_Component data from apps and pages_.
>>>>

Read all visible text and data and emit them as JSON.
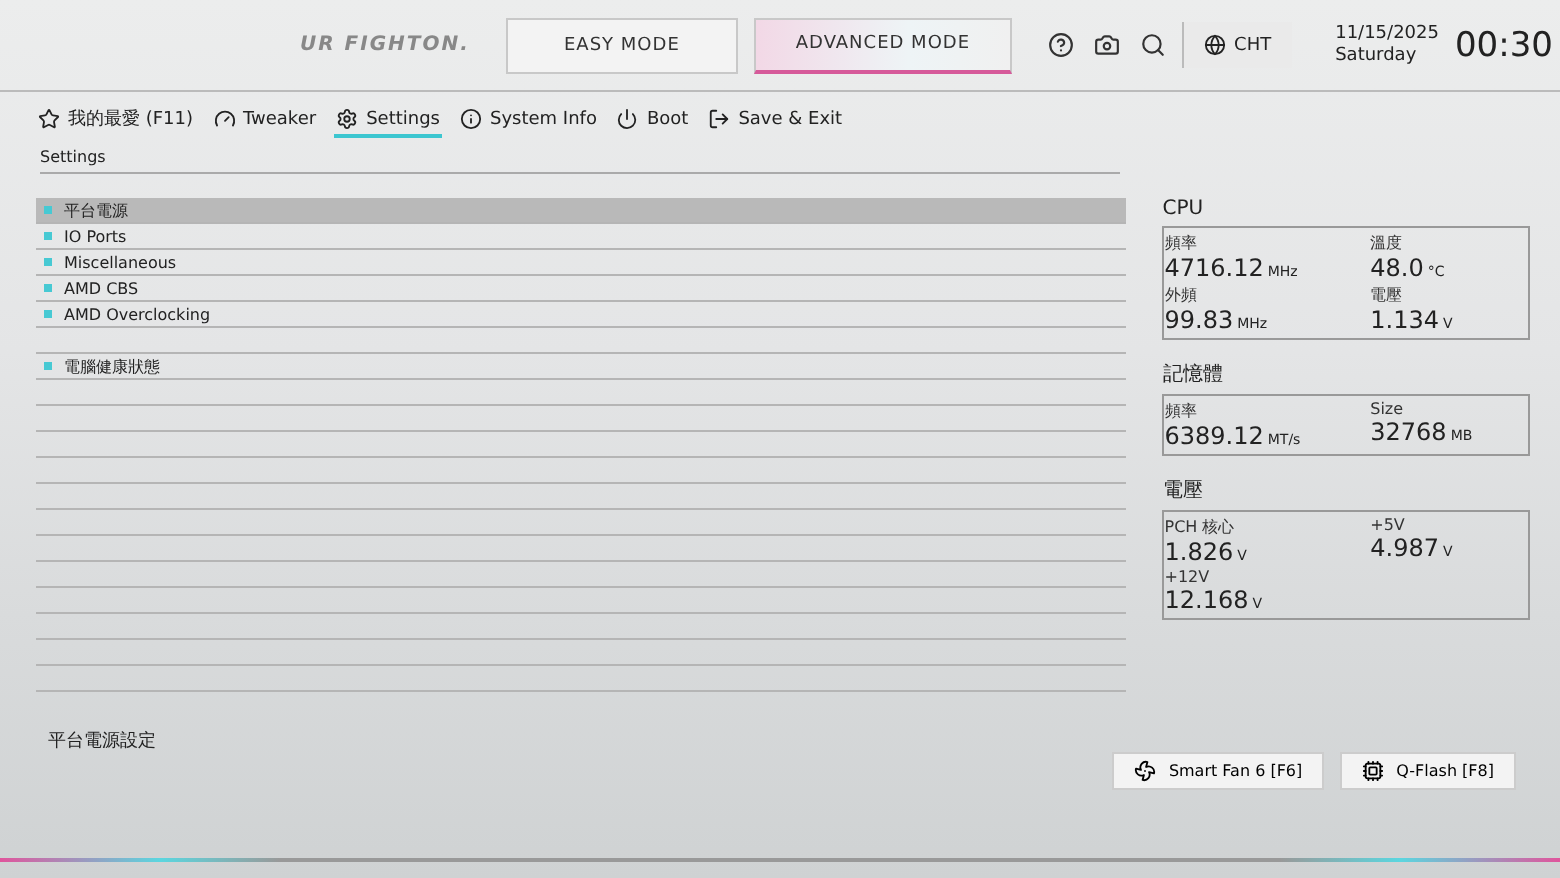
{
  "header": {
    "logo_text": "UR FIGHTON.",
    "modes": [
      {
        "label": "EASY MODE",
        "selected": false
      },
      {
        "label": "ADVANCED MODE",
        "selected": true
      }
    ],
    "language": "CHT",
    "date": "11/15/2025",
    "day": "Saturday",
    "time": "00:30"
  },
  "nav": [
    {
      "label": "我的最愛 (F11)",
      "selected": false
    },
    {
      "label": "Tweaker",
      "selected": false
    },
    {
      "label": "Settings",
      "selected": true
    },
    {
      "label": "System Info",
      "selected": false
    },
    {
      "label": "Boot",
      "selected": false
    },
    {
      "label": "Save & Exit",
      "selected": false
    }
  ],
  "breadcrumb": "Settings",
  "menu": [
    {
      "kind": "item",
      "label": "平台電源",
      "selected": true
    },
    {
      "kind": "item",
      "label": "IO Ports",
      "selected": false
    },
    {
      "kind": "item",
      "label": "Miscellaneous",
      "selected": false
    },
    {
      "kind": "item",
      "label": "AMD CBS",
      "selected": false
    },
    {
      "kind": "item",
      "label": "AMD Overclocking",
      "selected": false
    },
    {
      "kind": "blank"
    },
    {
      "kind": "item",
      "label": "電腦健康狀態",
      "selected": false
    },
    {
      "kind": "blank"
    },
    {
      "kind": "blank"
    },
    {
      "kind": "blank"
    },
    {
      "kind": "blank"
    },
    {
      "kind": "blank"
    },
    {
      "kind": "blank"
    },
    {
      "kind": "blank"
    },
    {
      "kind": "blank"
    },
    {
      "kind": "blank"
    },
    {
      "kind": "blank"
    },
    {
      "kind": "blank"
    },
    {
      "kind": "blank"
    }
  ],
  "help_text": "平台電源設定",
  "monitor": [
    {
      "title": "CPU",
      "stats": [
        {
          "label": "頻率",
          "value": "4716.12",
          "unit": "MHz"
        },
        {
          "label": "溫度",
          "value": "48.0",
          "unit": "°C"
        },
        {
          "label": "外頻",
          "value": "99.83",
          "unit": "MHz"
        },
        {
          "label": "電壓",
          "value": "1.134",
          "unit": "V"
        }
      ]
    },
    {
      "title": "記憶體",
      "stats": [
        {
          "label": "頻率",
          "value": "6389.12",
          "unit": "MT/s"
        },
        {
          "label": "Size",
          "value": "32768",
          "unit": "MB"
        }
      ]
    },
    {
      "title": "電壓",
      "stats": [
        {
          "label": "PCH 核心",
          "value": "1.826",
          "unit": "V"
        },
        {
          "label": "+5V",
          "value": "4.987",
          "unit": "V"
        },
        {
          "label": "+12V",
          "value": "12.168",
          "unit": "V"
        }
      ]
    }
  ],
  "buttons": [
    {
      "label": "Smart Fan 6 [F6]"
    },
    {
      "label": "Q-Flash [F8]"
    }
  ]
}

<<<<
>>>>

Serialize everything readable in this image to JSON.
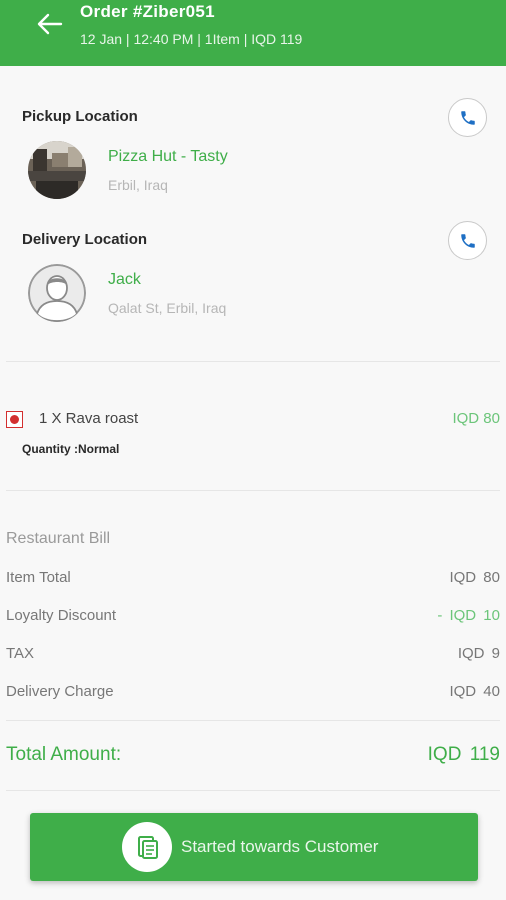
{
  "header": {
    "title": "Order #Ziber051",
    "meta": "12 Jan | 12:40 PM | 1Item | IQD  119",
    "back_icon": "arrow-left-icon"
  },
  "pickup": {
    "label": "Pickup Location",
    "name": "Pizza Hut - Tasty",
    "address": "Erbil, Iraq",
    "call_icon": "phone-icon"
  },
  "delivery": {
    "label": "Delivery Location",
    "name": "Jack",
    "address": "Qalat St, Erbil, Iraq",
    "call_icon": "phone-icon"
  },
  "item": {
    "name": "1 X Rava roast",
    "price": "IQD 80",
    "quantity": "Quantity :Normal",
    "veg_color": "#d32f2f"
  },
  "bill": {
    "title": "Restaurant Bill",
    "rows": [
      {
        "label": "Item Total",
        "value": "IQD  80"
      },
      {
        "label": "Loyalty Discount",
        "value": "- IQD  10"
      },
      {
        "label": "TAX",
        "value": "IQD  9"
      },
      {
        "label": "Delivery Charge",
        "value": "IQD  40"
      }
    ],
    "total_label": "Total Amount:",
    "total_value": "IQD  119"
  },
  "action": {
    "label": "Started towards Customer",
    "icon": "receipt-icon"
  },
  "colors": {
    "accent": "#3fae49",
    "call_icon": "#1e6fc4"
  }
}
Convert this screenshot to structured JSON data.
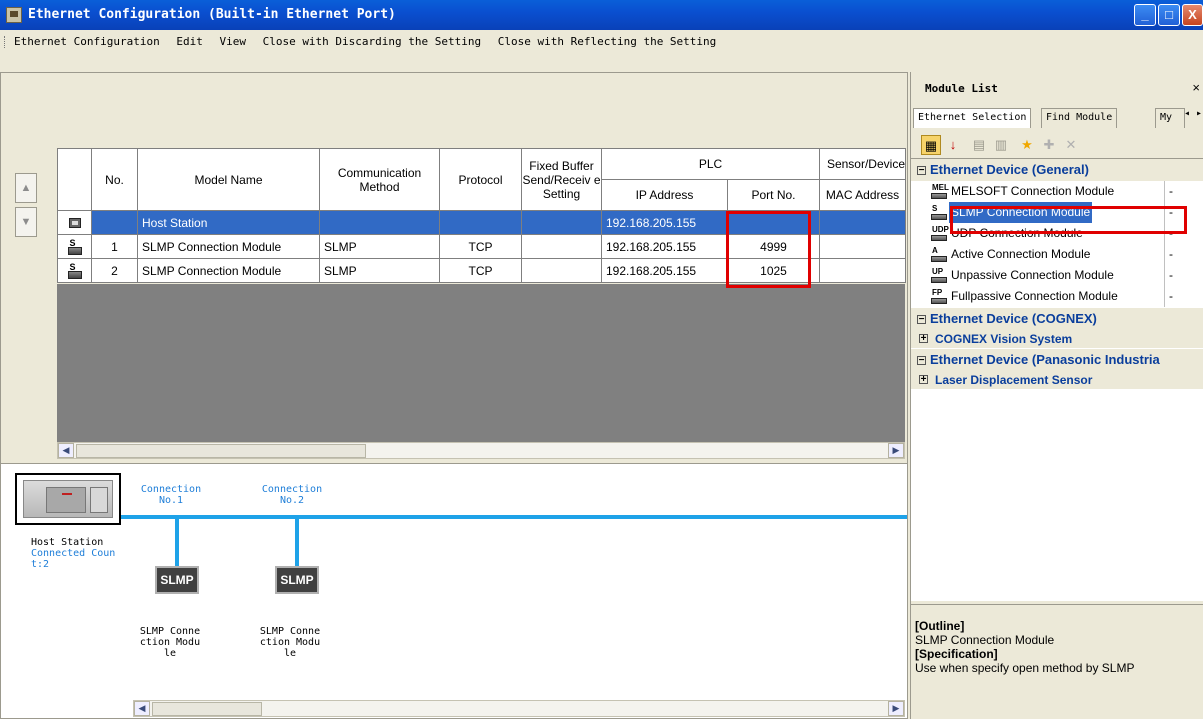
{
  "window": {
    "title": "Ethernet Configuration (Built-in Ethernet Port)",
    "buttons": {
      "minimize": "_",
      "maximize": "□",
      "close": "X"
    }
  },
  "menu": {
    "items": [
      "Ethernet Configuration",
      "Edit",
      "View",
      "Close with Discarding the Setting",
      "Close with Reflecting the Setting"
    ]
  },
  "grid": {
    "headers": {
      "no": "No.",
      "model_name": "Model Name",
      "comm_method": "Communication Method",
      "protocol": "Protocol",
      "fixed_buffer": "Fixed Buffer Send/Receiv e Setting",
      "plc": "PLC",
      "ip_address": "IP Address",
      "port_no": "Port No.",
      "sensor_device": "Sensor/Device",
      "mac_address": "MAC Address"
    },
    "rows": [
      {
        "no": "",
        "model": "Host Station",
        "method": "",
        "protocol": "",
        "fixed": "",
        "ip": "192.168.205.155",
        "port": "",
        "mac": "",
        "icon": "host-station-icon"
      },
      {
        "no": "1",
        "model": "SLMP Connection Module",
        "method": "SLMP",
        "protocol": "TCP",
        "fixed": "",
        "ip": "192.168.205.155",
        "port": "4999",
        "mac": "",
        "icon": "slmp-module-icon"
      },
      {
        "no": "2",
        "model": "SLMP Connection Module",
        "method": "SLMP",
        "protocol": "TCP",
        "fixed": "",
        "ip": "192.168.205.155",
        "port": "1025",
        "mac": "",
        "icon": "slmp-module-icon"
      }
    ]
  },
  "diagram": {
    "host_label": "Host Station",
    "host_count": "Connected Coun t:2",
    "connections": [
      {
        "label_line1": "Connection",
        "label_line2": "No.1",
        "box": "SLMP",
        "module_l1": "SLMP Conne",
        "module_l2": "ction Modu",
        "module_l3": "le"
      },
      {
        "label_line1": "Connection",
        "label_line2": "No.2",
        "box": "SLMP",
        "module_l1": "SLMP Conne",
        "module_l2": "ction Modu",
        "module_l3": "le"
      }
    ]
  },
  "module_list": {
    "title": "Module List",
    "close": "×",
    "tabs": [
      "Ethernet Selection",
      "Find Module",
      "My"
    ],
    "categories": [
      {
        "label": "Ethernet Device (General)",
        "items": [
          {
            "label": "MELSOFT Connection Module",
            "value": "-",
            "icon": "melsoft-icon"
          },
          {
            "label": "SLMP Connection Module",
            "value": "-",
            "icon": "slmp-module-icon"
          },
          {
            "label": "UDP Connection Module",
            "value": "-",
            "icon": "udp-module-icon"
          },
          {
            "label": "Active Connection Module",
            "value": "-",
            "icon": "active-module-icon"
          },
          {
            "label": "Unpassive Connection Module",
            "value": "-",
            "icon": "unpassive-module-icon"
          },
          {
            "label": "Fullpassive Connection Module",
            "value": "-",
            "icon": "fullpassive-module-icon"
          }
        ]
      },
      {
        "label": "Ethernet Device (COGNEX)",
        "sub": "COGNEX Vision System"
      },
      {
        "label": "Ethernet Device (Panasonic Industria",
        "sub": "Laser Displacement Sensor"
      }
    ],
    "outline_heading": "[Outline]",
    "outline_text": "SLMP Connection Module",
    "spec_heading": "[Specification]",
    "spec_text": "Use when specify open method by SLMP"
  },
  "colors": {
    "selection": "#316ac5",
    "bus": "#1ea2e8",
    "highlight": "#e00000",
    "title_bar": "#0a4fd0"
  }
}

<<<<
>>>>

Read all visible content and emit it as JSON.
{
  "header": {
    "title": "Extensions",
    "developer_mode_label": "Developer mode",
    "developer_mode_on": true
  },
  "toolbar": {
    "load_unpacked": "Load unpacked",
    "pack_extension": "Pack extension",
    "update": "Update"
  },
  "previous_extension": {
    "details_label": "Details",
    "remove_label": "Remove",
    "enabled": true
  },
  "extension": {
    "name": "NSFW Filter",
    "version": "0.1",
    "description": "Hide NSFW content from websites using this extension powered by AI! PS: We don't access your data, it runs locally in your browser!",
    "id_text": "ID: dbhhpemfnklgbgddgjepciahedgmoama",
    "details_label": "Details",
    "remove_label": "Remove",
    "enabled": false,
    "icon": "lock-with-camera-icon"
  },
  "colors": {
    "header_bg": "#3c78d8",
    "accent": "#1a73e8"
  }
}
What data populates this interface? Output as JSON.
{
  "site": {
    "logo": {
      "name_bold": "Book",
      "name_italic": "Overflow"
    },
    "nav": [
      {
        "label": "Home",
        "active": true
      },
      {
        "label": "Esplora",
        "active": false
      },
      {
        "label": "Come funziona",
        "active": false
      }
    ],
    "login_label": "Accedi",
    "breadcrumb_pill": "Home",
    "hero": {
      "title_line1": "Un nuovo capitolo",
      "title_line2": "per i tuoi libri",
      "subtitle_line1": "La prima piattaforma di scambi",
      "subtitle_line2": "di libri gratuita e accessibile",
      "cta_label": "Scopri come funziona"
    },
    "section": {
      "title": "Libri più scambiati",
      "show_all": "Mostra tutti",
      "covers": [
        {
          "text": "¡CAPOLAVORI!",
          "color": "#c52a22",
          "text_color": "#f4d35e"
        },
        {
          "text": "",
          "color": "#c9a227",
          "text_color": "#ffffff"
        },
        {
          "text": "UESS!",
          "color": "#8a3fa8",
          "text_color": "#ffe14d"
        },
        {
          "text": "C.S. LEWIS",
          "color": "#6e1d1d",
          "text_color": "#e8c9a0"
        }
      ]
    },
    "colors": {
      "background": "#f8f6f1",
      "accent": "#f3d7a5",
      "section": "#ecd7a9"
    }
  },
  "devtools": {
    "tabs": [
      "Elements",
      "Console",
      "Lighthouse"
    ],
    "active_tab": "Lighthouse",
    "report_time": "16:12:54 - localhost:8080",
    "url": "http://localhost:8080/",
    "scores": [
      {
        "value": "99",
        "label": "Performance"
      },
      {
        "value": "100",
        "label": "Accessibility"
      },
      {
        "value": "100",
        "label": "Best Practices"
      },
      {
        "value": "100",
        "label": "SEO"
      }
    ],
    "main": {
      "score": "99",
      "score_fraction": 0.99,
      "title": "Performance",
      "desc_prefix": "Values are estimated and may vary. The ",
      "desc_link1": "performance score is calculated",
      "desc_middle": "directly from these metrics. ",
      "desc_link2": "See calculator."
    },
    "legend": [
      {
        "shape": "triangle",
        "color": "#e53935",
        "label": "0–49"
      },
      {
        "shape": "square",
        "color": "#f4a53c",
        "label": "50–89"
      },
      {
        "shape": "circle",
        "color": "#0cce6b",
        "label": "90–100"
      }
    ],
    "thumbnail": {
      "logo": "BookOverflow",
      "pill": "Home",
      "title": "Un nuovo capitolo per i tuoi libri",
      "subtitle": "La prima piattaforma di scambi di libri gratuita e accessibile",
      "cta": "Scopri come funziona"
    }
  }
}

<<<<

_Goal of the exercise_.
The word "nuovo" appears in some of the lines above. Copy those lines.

_Your response_.
      "title_line1": "Un nuovo capitolo",
      "title": "Un nuovo capitolo per i tuoi libri",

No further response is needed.